• What this task involves: Set down the data again word for word. Skip any pictures.

[Page and application data records]
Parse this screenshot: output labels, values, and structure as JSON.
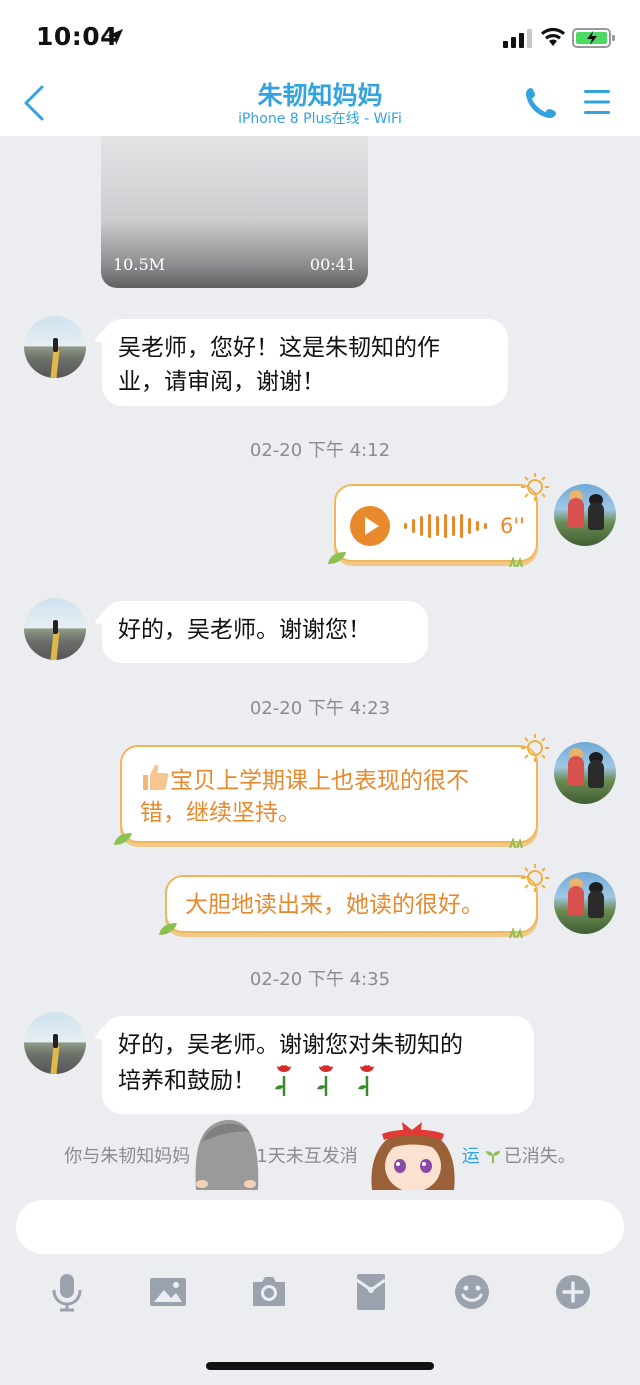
{
  "status_bar": {
    "time": "10:04"
  },
  "header": {
    "title": "朱韧知妈妈",
    "subtitle": "iPhone 8 Plus在线 - WiFi"
  },
  "messages": {
    "video": {
      "size": "10.5M",
      "duration": "00:41"
    },
    "in_1": {
      "text_line1": "吴老师，您好！这是朱韧知的作",
      "text_line2": "业，请审阅，谢谢！"
    },
    "ts_1": "02-20 下午 4:12",
    "voice": {
      "length": "6''"
    },
    "in_2": {
      "text": "好的，吴老师。谢谢您！"
    },
    "ts_2": "02-20 下午 4:23",
    "out_1": {
      "text_line1": "宝贝上学期课上也表现的很不",
      "text_line2": "错，继续坚持。"
    },
    "out_2": {
      "text": "大胆地读出来，她读的很好。"
    },
    "ts_3": "02-20 下午 4:35",
    "in_3": {
      "text_line1": "好的，吴老师。谢谢您对朱韧知的",
      "text_line2": "培养和鼓励！"
    }
  },
  "system_notice": {
    "left": "你与朱韧知妈妈",
    "middle": "1天未互发消",
    "highlight": "运",
    "right": "已消失。"
  },
  "input": {
    "value": ""
  },
  "toolbar": {
    "icons": [
      "microphone-icon",
      "image-icon",
      "camera-icon",
      "red-packet-icon",
      "emoji-icon",
      "plus-icon"
    ]
  },
  "colors": {
    "accent_blue": "#33a3e0",
    "bubble_orange": "#e8892c",
    "bubble_border": "#f2b557",
    "background": "#ebedf1"
  }
}
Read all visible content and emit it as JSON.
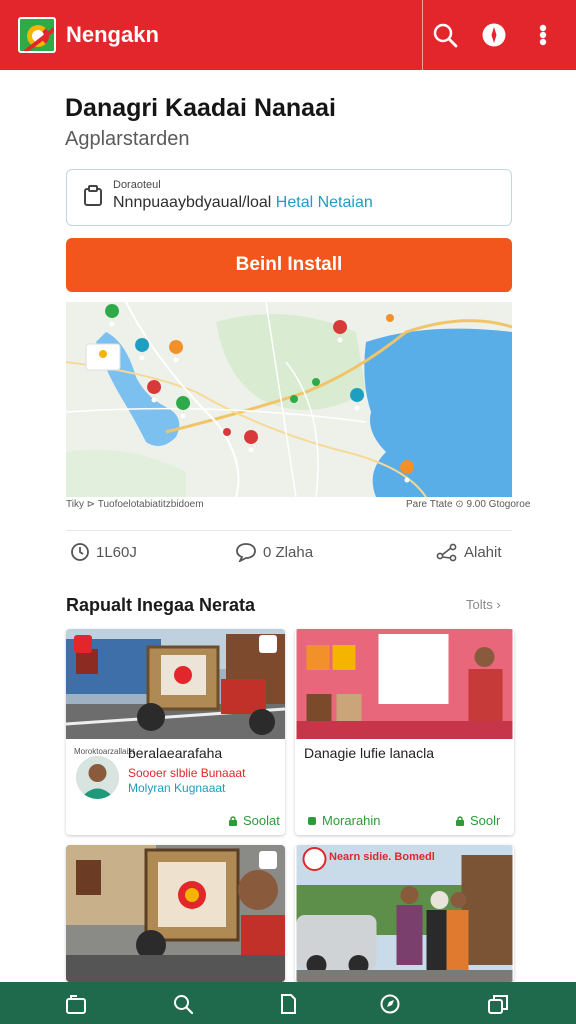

• Written reply:
Parse this screenshot: output labels, values, and structure as JSON.
{
  "status_bar": {
    "time": "10:04"
  },
  "header": {
    "title": "朱韧知妈妈",
    "subtitle": "iPhone 8 Plus在线 - WiFi"
  },
  "messages": {
    "video": {
      "size": "10.5M",
      "duration": "00:41"
    },
    "in_1": {
      "text_line1": "吴老师，您好！这是朱韧知的作",
      "text_line2": "业，请审阅，谢谢！"
    },
    "ts_1": "02-20 下午 4:12",
    "voice": {
      "length": "6''"
    },
    "in_2": {
      "text": "好的，吴老师。谢谢您！"
    },
    "ts_2": "02-20 下午 4:23",
    "out_1": {
      "text_line1": "宝贝上学期课上也表现的很不",
      "text_line2": "错，继续坚持。"
    },
    "out_2": {
      "text": "大胆地读出来，她读的很好。"
    },
    "ts_3": "02-20 下午 4:35",
    "in_3": {
      "text_line1": "好的，吴老师。谢谢您对朱韧知的",
      "text_line2": "培养和鼓励！"
    }
  },
  "system_notice": {
    "left": "你与朱韧知妈妈",
    "middle": "1天未互发消",
    "highlight": "运",
    "right": "已消失。"
  },
  "input": {
    "value": ""
  },
  "toolbar": {
    "icons": [
      "microphone-icon",
      "image-icon",
      "camera-icon",
      "red-packet-icon",
      "emoji-icon",
      "plus-icon"
    ]
  },
  "colors": {
    "accent_blue": "#33a3e0",
    "bubble_orange": "#e8892c",
    "bubble_border": "#f2b557",
    "background": "#ebedf1"
  }
}
Read all visible content and emit it as JSON.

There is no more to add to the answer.